- _Available records_:
━━━━━━━━━━━━━━━━━━━━━━━━━━━━━━

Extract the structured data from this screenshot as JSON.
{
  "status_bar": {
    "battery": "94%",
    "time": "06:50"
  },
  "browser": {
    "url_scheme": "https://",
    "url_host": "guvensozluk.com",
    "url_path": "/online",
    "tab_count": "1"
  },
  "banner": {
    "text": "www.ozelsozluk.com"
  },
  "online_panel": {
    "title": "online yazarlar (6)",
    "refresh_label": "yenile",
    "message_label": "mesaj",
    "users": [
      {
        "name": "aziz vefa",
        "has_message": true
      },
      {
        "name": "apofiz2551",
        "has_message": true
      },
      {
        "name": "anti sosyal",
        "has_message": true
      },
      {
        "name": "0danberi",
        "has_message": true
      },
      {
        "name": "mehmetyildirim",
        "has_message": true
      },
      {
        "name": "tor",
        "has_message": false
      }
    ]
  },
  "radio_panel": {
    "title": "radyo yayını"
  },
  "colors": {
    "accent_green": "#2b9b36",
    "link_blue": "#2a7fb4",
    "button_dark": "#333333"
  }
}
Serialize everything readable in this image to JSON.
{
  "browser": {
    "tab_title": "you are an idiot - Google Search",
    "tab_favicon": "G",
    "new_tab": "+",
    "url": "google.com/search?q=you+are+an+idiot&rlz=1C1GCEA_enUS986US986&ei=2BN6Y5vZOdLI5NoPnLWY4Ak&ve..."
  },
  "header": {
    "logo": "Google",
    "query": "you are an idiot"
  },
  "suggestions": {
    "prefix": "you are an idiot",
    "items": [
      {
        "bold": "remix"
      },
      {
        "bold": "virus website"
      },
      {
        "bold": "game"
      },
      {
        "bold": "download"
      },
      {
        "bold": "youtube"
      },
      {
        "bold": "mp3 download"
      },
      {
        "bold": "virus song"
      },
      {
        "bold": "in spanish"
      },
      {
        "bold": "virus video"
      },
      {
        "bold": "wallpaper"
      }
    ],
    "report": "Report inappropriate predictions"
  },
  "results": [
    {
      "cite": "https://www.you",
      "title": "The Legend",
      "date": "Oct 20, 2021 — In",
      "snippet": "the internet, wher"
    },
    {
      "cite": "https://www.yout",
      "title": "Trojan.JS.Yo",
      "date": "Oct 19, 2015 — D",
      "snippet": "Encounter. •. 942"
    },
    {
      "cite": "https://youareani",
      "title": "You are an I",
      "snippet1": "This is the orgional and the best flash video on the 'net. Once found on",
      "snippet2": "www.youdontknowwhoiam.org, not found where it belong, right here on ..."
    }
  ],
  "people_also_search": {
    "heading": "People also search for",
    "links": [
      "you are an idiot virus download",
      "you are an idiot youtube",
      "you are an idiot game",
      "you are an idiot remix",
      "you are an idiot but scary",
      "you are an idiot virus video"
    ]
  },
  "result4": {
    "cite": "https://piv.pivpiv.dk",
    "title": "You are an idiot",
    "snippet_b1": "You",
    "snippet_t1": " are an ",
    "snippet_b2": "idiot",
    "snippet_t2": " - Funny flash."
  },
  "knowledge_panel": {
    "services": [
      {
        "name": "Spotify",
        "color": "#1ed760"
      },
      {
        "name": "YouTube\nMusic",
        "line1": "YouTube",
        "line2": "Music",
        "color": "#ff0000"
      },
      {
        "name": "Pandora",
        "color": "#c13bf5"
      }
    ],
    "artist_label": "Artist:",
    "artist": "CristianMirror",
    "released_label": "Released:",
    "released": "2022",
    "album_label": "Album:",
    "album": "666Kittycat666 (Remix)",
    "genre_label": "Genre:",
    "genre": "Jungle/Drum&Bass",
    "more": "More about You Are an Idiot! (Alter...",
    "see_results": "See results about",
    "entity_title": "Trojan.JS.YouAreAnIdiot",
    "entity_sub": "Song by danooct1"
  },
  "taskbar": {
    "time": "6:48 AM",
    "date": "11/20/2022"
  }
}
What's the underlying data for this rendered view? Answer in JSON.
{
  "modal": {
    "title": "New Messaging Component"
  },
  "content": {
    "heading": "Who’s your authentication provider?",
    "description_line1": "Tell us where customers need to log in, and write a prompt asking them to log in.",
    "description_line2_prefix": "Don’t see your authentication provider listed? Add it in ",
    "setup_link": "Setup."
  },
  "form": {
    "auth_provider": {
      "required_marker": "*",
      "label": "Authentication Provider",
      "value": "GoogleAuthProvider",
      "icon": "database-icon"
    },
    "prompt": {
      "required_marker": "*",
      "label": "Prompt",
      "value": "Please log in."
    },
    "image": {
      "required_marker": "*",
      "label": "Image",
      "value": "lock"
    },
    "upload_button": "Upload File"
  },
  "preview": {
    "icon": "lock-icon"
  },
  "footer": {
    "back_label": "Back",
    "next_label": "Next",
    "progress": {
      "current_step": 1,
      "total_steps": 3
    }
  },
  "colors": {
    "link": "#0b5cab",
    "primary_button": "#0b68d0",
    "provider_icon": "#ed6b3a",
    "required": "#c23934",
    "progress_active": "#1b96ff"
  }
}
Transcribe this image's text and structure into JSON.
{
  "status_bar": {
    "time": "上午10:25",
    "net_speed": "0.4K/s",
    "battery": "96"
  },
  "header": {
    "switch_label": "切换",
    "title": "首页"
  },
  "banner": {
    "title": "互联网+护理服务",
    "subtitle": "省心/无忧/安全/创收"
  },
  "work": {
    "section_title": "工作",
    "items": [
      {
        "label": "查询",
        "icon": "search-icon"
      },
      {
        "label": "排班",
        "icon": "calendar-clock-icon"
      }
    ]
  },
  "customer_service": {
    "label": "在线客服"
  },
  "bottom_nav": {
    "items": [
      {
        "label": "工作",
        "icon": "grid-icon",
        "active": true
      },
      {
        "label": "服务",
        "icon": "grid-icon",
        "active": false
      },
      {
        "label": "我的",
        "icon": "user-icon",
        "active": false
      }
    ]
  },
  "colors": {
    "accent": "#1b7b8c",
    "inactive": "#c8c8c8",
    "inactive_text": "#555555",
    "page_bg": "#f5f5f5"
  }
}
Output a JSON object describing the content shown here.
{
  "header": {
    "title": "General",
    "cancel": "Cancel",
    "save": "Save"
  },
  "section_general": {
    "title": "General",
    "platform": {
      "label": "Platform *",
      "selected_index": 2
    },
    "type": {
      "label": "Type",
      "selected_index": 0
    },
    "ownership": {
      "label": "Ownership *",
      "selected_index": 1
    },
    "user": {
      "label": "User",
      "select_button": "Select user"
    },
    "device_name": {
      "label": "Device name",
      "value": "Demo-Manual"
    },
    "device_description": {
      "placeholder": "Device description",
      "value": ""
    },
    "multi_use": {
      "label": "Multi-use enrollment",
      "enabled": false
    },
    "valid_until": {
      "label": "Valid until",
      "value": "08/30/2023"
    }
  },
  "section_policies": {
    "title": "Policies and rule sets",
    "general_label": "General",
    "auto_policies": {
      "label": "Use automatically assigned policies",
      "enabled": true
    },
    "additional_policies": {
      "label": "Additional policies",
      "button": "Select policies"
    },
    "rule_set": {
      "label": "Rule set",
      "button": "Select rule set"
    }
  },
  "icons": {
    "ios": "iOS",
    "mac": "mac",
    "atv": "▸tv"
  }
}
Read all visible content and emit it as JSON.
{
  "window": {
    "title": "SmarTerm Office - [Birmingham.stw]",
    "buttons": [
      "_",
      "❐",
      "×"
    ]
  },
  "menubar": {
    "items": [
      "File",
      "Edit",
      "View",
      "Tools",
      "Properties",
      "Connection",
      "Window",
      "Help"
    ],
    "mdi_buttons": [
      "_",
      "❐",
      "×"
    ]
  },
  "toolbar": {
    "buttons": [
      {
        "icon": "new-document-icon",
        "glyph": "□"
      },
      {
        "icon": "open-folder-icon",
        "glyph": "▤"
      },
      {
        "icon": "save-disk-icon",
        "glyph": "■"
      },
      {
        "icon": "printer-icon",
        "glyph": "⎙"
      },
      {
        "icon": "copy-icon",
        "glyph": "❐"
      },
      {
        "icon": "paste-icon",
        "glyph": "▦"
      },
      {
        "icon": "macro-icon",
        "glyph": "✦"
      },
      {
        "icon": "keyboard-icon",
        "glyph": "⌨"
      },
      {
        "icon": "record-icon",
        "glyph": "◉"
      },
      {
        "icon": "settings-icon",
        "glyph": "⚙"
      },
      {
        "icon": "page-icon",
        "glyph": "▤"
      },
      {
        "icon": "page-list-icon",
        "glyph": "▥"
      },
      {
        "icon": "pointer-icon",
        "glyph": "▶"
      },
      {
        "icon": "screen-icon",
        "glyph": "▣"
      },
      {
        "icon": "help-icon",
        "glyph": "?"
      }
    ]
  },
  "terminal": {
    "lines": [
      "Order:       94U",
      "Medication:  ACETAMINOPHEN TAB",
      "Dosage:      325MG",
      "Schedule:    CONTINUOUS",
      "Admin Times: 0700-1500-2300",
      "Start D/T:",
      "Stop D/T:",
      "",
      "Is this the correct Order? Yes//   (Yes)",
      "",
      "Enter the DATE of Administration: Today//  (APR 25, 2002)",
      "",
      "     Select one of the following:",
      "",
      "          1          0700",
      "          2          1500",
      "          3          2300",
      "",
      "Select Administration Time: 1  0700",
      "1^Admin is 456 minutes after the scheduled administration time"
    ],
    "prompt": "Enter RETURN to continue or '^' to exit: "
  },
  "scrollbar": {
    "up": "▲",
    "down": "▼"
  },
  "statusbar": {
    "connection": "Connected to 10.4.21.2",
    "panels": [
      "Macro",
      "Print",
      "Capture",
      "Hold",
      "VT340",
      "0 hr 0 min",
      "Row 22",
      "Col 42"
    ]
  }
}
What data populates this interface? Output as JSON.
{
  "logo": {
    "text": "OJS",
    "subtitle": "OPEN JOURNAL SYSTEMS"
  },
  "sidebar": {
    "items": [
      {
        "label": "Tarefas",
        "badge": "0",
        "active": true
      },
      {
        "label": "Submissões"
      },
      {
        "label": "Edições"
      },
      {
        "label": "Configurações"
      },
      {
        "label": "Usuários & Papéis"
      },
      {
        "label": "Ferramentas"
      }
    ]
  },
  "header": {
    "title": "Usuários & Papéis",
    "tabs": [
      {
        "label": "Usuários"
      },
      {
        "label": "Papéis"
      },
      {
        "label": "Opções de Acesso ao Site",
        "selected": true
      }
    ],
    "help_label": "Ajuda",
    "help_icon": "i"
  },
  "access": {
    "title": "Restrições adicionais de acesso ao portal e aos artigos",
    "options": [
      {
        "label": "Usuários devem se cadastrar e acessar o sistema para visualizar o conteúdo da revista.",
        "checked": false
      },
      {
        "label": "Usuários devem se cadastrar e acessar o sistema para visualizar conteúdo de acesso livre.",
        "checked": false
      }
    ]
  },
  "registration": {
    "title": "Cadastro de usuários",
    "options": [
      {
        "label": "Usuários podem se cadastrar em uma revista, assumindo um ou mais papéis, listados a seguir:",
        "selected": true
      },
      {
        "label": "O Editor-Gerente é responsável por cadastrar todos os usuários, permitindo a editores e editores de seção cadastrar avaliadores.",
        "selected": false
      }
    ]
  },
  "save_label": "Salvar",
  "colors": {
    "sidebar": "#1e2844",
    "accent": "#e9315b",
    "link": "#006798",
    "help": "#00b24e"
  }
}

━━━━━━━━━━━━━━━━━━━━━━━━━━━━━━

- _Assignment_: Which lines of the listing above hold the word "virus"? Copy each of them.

- _Solution to the problem_:
        "bold": "virus website"
        "bold": "virus song"
        "bold": "virus video"
      "you are an idiot virus download",
      "you are an idiot virus video"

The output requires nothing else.